Top of DATA UNDER STUDY

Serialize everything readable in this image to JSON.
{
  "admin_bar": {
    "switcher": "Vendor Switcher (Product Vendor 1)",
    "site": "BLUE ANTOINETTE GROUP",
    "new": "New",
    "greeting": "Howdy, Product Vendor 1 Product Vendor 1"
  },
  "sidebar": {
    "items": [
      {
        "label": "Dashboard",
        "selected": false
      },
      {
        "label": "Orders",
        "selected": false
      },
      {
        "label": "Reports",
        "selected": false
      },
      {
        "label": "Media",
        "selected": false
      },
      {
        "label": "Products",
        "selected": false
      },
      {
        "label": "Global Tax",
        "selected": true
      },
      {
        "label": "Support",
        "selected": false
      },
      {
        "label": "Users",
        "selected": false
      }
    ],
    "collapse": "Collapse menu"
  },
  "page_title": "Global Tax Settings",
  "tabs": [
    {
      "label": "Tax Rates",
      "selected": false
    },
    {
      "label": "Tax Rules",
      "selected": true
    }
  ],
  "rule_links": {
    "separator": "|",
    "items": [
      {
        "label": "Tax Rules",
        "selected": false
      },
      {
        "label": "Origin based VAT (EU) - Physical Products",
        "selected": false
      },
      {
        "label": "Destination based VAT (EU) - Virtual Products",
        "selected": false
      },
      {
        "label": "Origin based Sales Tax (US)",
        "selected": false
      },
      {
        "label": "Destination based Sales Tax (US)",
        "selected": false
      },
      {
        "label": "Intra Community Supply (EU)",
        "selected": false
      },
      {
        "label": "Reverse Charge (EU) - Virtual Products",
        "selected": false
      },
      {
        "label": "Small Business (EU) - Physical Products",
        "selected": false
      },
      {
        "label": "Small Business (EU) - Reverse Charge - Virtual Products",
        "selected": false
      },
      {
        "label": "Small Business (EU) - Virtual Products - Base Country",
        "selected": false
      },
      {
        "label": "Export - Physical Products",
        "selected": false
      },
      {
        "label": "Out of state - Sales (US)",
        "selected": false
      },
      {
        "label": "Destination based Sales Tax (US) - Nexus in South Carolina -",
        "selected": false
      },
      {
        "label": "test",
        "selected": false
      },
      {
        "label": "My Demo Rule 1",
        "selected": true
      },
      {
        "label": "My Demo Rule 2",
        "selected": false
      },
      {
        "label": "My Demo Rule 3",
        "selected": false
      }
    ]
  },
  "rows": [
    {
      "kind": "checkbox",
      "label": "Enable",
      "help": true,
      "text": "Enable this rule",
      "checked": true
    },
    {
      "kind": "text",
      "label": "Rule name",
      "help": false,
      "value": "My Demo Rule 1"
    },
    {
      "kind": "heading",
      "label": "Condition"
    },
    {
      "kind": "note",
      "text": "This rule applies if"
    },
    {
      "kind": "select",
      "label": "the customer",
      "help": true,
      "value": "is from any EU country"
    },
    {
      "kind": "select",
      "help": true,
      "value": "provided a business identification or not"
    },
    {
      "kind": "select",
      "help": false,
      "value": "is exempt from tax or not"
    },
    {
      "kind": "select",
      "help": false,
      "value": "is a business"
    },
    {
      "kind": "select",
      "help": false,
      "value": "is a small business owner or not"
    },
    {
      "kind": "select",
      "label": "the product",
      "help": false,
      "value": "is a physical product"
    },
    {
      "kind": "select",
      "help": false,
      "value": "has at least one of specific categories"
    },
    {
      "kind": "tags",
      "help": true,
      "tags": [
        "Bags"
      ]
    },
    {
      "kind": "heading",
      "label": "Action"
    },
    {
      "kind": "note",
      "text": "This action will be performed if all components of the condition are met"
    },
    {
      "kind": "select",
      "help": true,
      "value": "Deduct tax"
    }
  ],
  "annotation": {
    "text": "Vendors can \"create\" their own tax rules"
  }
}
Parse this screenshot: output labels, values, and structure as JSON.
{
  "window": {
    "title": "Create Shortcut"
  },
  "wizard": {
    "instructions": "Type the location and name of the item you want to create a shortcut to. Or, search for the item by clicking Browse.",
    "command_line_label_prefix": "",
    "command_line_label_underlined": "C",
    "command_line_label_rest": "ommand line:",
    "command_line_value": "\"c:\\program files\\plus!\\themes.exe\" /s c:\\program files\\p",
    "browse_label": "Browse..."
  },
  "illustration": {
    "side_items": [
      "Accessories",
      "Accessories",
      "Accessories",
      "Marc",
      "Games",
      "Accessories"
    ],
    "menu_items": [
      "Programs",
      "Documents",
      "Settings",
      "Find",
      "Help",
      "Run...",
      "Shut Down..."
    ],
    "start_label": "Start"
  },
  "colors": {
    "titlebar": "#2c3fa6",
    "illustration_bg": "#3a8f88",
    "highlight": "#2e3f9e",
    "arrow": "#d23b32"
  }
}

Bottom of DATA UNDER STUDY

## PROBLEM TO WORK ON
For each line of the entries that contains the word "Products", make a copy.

## ANSWER FOR THE TASK
        "label": "Products",
        "label": "Origin based VAT (EU) - Physical Products",
        "label": "Destination based VAT (EU) - Virtual Products",
        "label": "Reverse Charge (EU) - Virtual Products",
        "label": "Small Business (EU) - Physical Products",
        "label": "Small Business (EU) - Reverse Charge - Virtual Products",
        "label": "Small Business (EU) - Virtual Products - Base Country",
        "label": "Export - Physical Products",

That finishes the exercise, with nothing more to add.